We're going to call him "Mick Zimmerman."
I stood in the circulation work room of the library, feeling that book hum in my hands because I knew it was going to be good. I opened the book to flip through the pages when the whole thing kind of fell apart in my hands. The spine was broken, and I found myself holding nothing but the back cover of the book. The author's photo stared back at me, and my eyes caught the first line of his bio: "Mick Zimmerman was born in 1975."
*cue the needle scratching across the surface of the record*
You see, I was born in 1974, which means Mick Zimmerman is freaking younger than I am.

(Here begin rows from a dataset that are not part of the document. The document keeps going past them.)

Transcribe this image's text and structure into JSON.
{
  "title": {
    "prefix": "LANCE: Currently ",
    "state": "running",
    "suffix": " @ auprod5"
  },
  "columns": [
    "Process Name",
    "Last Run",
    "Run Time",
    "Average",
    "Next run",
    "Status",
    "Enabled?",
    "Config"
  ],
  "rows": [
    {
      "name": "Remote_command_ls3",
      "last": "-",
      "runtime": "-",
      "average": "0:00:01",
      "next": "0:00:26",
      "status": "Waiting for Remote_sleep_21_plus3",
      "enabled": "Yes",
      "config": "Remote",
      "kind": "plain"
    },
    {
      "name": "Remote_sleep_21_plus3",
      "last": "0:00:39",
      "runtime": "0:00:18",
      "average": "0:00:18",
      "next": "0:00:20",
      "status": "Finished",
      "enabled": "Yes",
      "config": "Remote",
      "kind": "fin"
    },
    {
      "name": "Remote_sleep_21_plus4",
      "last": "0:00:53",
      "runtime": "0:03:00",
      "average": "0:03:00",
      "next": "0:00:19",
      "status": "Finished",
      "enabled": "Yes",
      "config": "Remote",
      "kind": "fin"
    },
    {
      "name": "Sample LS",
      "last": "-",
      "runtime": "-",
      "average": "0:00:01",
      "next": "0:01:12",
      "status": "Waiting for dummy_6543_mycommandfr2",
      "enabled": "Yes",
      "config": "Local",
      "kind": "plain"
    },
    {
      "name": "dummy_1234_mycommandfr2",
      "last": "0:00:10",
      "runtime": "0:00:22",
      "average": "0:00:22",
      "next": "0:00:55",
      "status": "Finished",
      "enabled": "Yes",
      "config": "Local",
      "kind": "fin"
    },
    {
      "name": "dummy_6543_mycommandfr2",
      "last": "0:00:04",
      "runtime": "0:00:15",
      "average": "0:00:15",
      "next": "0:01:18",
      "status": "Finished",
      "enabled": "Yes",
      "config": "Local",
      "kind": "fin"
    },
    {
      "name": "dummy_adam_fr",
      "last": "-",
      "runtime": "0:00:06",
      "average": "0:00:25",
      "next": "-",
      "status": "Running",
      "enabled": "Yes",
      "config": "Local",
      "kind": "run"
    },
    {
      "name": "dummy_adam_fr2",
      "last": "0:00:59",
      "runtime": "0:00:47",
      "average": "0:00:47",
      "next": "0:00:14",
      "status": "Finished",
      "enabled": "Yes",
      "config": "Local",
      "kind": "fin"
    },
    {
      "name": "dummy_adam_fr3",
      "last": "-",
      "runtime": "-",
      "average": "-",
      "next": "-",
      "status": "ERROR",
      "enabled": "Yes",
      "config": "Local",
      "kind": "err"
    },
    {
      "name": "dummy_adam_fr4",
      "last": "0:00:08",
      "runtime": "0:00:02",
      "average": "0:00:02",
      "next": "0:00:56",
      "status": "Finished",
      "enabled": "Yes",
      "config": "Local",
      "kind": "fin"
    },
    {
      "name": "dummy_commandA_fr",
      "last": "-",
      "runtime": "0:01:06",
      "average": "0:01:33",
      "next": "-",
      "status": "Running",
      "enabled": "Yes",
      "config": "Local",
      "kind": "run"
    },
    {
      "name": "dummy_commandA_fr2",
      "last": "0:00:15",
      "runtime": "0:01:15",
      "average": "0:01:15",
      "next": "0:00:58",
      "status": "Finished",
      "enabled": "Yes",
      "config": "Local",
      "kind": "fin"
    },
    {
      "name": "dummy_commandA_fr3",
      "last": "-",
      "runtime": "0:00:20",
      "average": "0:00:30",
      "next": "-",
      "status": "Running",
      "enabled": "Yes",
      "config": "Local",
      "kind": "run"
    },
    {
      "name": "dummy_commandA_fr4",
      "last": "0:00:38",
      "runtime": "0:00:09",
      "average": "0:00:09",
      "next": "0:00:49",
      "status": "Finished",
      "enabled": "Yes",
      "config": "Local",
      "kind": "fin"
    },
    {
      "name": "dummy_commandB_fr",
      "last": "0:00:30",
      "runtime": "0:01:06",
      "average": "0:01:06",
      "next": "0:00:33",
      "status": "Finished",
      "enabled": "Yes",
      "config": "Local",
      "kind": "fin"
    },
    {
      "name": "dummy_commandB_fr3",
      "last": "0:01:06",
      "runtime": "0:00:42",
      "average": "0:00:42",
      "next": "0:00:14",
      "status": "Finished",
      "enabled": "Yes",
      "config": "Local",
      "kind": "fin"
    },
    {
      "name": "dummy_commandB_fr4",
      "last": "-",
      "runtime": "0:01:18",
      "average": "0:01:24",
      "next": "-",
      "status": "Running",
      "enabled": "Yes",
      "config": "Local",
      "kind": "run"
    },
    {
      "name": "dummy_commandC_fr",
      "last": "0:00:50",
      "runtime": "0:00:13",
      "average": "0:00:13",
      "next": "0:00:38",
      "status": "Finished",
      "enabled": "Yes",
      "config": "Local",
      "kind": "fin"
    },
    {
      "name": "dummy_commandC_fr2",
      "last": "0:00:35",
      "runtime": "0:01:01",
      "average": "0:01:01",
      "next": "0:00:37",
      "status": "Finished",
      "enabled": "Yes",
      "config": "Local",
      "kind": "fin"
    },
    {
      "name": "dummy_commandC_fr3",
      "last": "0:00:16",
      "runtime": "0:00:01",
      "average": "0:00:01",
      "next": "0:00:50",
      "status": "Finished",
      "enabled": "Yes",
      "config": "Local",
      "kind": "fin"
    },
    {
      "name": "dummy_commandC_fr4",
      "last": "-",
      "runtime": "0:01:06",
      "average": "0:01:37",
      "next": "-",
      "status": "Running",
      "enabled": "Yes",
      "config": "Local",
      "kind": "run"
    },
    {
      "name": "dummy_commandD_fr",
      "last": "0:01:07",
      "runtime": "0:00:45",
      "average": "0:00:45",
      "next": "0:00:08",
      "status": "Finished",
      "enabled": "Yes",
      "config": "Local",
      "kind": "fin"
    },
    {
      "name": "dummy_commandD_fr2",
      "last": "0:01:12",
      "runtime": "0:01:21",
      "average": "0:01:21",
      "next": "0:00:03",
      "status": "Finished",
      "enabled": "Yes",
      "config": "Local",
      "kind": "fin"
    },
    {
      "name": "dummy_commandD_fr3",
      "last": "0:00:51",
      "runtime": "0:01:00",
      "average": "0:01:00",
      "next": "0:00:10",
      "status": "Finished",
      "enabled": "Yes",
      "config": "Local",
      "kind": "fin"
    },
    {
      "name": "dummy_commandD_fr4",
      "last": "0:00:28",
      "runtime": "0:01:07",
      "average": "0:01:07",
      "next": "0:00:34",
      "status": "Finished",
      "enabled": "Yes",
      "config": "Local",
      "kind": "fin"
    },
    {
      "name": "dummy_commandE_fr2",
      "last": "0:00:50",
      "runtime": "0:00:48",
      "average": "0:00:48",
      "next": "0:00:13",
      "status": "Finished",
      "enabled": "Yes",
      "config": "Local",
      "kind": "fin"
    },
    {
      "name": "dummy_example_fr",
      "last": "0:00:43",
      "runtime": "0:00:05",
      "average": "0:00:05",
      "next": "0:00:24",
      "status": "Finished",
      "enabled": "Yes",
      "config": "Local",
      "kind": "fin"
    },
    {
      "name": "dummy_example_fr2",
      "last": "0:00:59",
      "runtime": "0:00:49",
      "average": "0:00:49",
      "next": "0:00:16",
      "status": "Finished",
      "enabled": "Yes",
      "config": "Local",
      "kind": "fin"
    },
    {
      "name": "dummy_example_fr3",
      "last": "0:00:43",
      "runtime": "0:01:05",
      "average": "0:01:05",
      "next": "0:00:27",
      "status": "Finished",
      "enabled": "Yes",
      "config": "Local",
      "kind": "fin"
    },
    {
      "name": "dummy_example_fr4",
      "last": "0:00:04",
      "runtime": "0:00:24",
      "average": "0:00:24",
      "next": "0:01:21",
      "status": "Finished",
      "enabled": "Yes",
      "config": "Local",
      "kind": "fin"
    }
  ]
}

And look, people, this guy had already written at least one book that could feasibly outlive him. So there I was, in my late thirties, at a time in my life when simply exiting the house without peanut butter somewhere on my person was my greatest accomplishment, and here was this Mick Zimmerman fellow smiling back at me with five published books under his belt. And I'm not going to lie to you, that smile looked smug to me, as if to say, "I wrote *insert title of masterpiece.* What have you done, Megan?"
Yeah, okay, I'm sure he's a really nice guy, but I stood there in that circulation work room and told him with no little resentment, "Oh, I am writing that book, Mick Zimmerman!"
I sulked for two days until I found myself working the reference desk with my friend Kathee that Thursday night. I told her about Mick Zimmerman, and how I wanted to write a book and how I had tried several years before (and failed) and how I had had an idea for a YA novel for two years but just hadn't made it happen.
Kathee said fondly, "Oh, I wrote a book once."
WHAT?? Had everyone written a book but me? I pointed at her and said, "We're in a writing group. We're critique partners." And God love Kathee, she said, "Okay," without batting an eye. Our friend Jenny joined us a year later.
I read that book by Mick Zimmerman, and it was, of course, fantastic. As I entered it into my Goodreads account, I noticed that he was listed as a Goodreads Author. It felt a little stalker-ish, but I clicked on his name and went to his Goodreads page. There, I found a link to a YouTube video in which the author discusses *insert title of masterpiece.* I clicked on that, too, feeling even more stalker-like. Toward the end of the video, Mick Zimmerman says something along the lines of, "If you knew before you ever began that your book would never be published, that no one would ever read it, that it would never see the light of day, would you still write it? The answer has to be, 'yes.'"
I suspect it was a cautionary statement to would-be writers: Don't write something to be published. Write for yourself. But to me, it was completely liberating. Yes! I could just write a book! No one would ever have to see it! It was going to be like running a marathon. I wouldn't set out to win the race. I just wanted to finish the race, to prove to myself I could do it.
So I started writing. And I never stopped.
Thanks, "Mick Zimmerman." (You talented, talented S.O.B.)